Available records –
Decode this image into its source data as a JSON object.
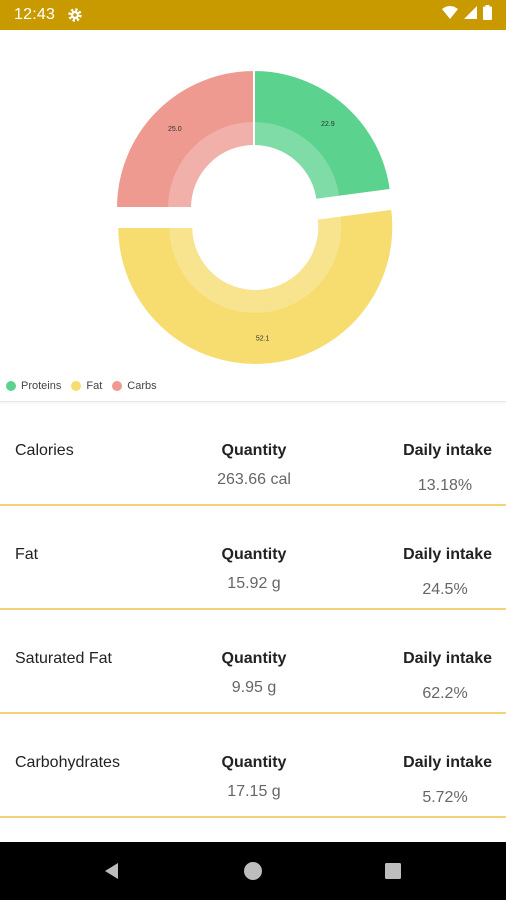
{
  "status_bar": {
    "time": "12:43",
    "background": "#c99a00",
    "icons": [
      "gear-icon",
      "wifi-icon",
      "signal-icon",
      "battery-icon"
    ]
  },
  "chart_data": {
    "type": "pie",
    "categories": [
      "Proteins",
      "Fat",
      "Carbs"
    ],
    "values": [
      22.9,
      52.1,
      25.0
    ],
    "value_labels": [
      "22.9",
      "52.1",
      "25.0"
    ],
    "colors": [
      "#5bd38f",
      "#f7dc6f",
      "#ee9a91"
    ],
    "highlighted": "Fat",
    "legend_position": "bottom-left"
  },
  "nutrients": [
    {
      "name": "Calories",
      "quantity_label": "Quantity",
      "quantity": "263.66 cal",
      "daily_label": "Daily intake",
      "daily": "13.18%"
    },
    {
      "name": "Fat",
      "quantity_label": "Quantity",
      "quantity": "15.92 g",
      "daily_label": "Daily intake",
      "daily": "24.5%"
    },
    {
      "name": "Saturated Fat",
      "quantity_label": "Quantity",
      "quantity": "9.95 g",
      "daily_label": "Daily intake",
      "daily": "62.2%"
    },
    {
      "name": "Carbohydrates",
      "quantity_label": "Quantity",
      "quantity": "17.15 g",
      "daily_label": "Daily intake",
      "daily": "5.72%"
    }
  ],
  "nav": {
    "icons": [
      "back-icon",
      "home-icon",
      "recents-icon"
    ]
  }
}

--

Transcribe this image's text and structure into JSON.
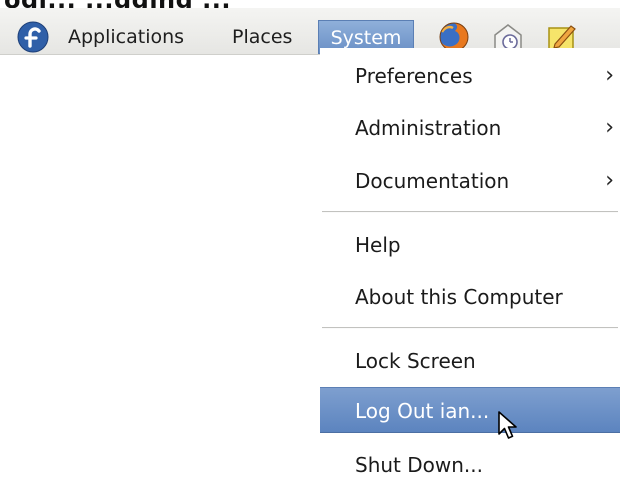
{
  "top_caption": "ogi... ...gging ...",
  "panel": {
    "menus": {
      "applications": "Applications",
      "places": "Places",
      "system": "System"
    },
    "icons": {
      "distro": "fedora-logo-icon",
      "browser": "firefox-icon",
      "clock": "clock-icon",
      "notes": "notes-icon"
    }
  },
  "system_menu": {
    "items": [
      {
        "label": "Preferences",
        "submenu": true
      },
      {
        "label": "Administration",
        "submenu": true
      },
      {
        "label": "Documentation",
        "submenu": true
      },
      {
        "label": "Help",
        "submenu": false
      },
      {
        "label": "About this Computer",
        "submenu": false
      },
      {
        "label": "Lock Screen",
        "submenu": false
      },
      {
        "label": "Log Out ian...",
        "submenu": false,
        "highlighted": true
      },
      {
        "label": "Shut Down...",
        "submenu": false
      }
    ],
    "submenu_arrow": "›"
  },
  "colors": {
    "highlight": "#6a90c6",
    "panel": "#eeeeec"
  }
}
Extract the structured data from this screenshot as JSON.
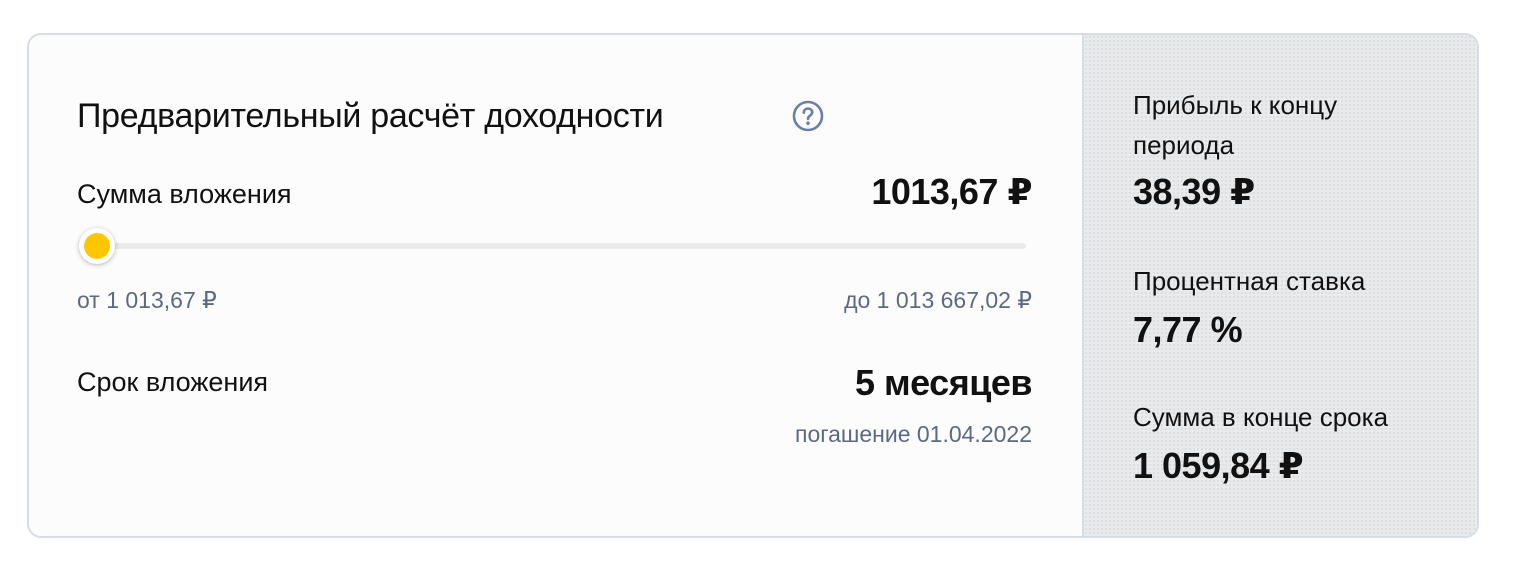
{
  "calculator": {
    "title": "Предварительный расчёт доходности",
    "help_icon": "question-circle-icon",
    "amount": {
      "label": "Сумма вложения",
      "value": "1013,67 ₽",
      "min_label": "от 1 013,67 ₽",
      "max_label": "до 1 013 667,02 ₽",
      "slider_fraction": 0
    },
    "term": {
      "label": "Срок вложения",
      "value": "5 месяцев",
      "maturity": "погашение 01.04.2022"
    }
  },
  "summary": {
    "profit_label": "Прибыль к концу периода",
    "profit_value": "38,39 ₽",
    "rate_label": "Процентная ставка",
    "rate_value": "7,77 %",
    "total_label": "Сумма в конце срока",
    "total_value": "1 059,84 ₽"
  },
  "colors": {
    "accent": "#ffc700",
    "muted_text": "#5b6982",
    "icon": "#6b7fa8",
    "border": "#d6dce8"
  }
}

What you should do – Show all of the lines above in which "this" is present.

Answer below –
Decode this image into its source data as a JSON object.
Transcribe this image's text and structure into JSON.
        "label": "About this Computer",
Extract the structured data from this screenshot as JSON.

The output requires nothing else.